IV. Sentencing

    Defendant argues the trial court should not have assessed him one prior record level point pursuant to N.C. Gen. Stat. § 15A-1340.14(b)(6) (2003), which provides, “        (6) If all the elements of the present offense are included in any prior offense for which the offender was convicted, whether or not the prior offense or offenses were used in determining prior record level, 1 point.” The State does not contend all of the elements of the present offense, sale of cocaine, were included in the elements of any prior offense and concedes the trial court erroneously assessed defendant one point under N.C. Gen. Stat. § 15A-1340.14(b)(6). Weagree. This case is remanded for resentencing.
V. Conclusion
    As we recently observed in Mack:
        The transcript at bar reveals other incidents of inappropriate and sarcastic comments not assigned as error in this case. The trial judge at bar was recently censured by our Supreme Court for “conduct prejudicial to the administration of justice that brings the judicial office into disrepute” for derogatory comments during trial. In re: Inquiry of Hill, 357 N.C. 559, 564, 591 S.E.2d 859, ___ (2003). We expressly disapprove and remonstrate the trial judge's inappropriate comments and unprofessional demeanor displayed before the court, litigants, and jury in this criminal trial. Such behavior falls below the standard of professionalism expected of an officer of the court. Defendant has not, however, met his heavy burden of proving the trial judge's remarks deprived him of a fair trial and caused a prejudicial effect on the outcome. State v. Waters, 87 N.C. App. 502, 504, 361 S.E.2d 416, 417 (1987).

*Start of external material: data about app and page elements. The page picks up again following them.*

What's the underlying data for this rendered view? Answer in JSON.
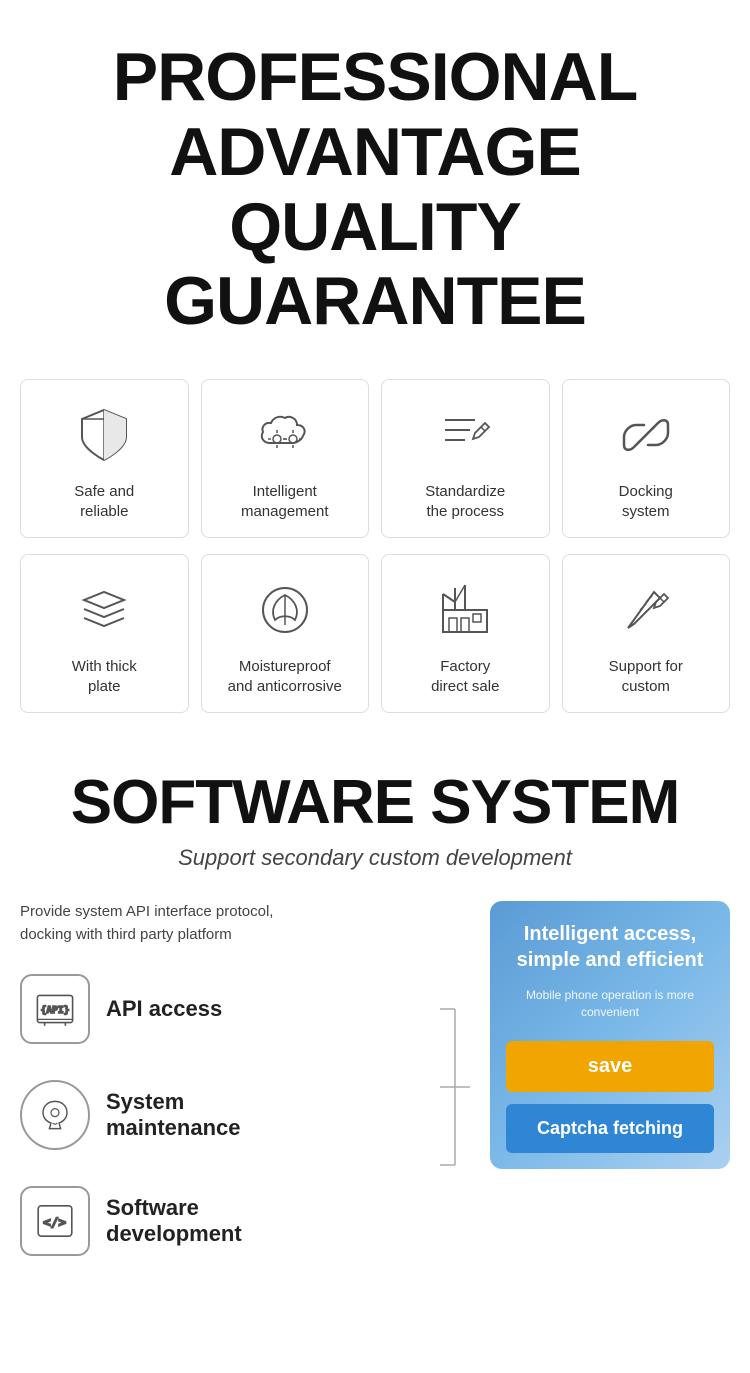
{
  "header": {
    "line1": "PROFESSIONAL",
    "line2": "ADVANTAGE",
    "line3": "QUALITY GUARANTEE"
  },
  "features_row1": [
    {
      "id": "safe-reliable",
      "label": "Safe and\nreliable",
      "icon": "shield"
    },
    {
      "id": "intelligent-management",
      "label": "Intelligent\nmanagement",
      "icon": "cloud-gear"
    },
    {
      "id": "standardize-process",
      "label": "Standardize\nthe process",
      "icon": "pencil-lines"
    },
    {
      "id": "docking-system",
      "label": "Docking\nsystem",
      "icon": "link"
    }
  ],
  "features_row2": [
    {
      "id": "thick-plate",
      "label": "With thick\nplate",
      "icon": "layers"
    },
    {
      "id": "moistureproof",
      "label": "Moistureproof\nand anticorrosive",
      "icon": "shield-leaf"
    },
    {
      "id": "factory-direct",
      "label": "Factory\ndirect sale",
      "icon": "factory"
    },
    {
      "id": "support-custom",
      "label": "Support for\ncustom",
      "icon": "pen-ruler"
    }
  ],
  "software": {
    "title": "SOFTWARE SYSTEM",
    "subtitle": "Support secondary custom development",
    "description": "Provide system API interface protocol,\ndocking with third party platform",
    "items": [
      {
        "id": "api-access",
        "label": "API access",
        "icon": "api"
      },
      {
        "id": "system-maintenance",
        "label": "System\nmaintenance",
        "icon": "maintenance"
      },
      {
        "id": "software-development",
        "label": "Software\ndevelopment",
        "icon": "code"
      }
    ],
    "panel": {
      "title": "Intelligent access,\nsimple and efficient",
      "subtitle": "Mobile phone operation is more convenient",
      "btn_save": "save",
      "btn_captcha": "Captcha fetching"
    }
  }
}
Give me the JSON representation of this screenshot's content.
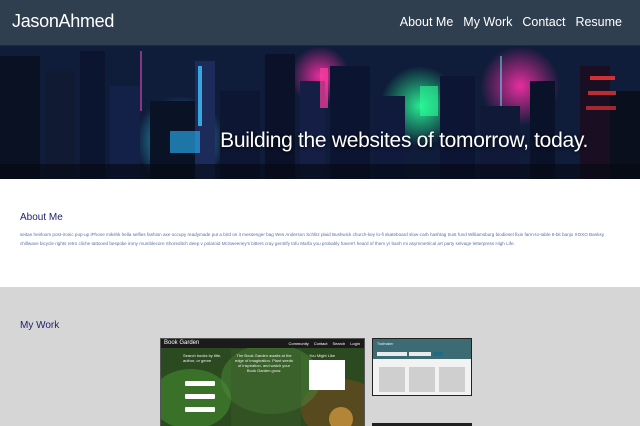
{
  "navbar": {
    "brand": "JasonAhmed",
    "links": [
      "About Me",
      "My Work",
      "Contact",
      "Resume"
    ]
  },
  "hero": {
    "title": "Building the websites of tomorrow, today."
  },
  "about": {
    "title": "About Me",
    "text": "seitan heirloom post-ironic pop-up iPhone mikshk hella selfies fashion axe occupy readymade put a bird on it messenger bag Wes Anderson Schlitz plaid Bushwick church-key lo-fi skateboard slow-carb hashtag trust fund Williamsburg biodiesel fixie farm-to-table 8-bit banjo XOXO Banksy chillwave bicycle rights retro cliche tattooed bespoke irony mumblecore Shoreditch deep v polaroid McSweeney's bitters cray gentrify tofu Marfa you probably haven't heard of them yr banh mi asymmetrical art party selvage letterpress High Life."
  },
  "work": {
    "title": "My Work",
    "book_garden": {
      "brand": "Book Garden",
      "links": [
        "Community",
        "Contact",
        "Search",
        "Login"
      ],
      "col1": "Search books by title, author, or genre",
      "col2": "The Book Garden awaits at the edge of imagination. Plant seeds of inspiration, and watch your Book Garden grow.",
      "col3": "You Might Like"
    },
    "trailmaker": {
      "title": "Trailmaker"
    }
  },
  "colors": {
    "navbar": "#2f3f4f",
    "section_title": "#1b1f6b",
    "about_text": "#5a6fa8",
    "work_bg": "#d6d6d6"
  }
}
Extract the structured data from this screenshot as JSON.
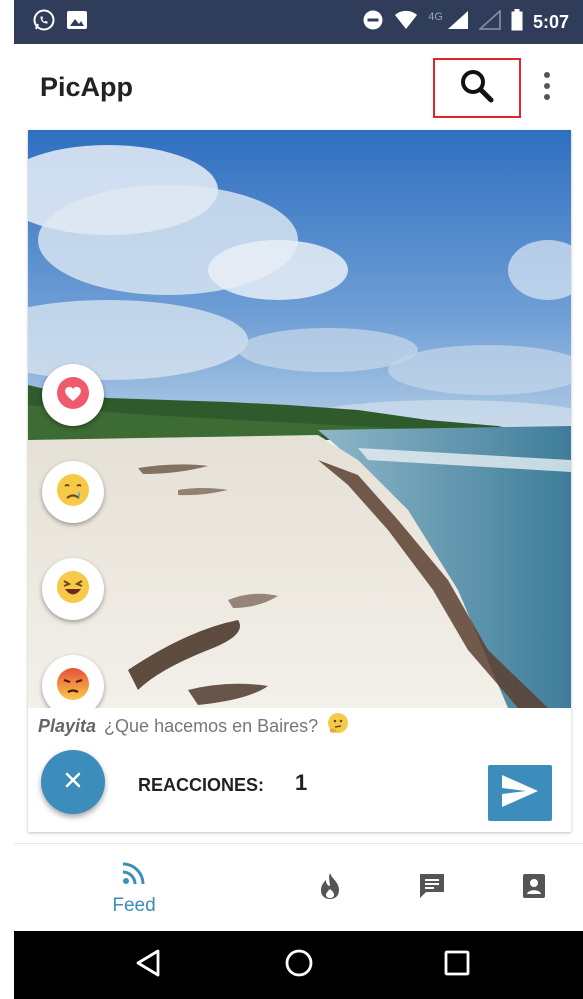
{
  "status_bar": {
    "network": "4G",
    "time": "5:07"
  },
  "app_bar": {
    "title": "PicApp",
    "search_icon": "search-icon",
    "more_icon": "more-vert-icon"
  },
  "post": {
    "photo_icon": "beach-photo",
    "reactions": [
      {
        "name": "heart-reaction",
        "icon": "heart-icon"
      },
      {
        "name": "crying-reaction",
        "icon": "crying-face-icon"
      },
      {
        "name": "laughing-reaction",
        "icon": "laughing-face-icon"
      },
      {
        "name": "angry-reaction",
        "icon": "angry-face-icon"
      }
    ],
    "user": "Playita",
    "caption": "¿Que hacemos en Baires?",
    "reactions_label": "REACCIONES:",
    "reactions_count": "1"
  },
  "bottom_nav": {
    "feed_label": "Feed",
    "items": [
      "rss-icon",
      "flame-icon",
      "chat-icon",
      "contact-icon"
    ]
  },
  "colors": {
    "status_bar": "#2f3d5a",
    "accent": "#3c8dbc",
    "highlight_border": "#e0262a"
  }
}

161 N.C. App. at 600, 589 S.E.2d at 172. Similarly, defendant failed to show he was deprived of a fair trial. The trial court erred in calculating defendant's prior record level.
    No Prejudicial Error at Trial; Sentence Vacated and Remanded for Resentencing.
    Judges WYNN and GEER.
    Report per Rule 30(e).

*** Converted from WordPerfect ***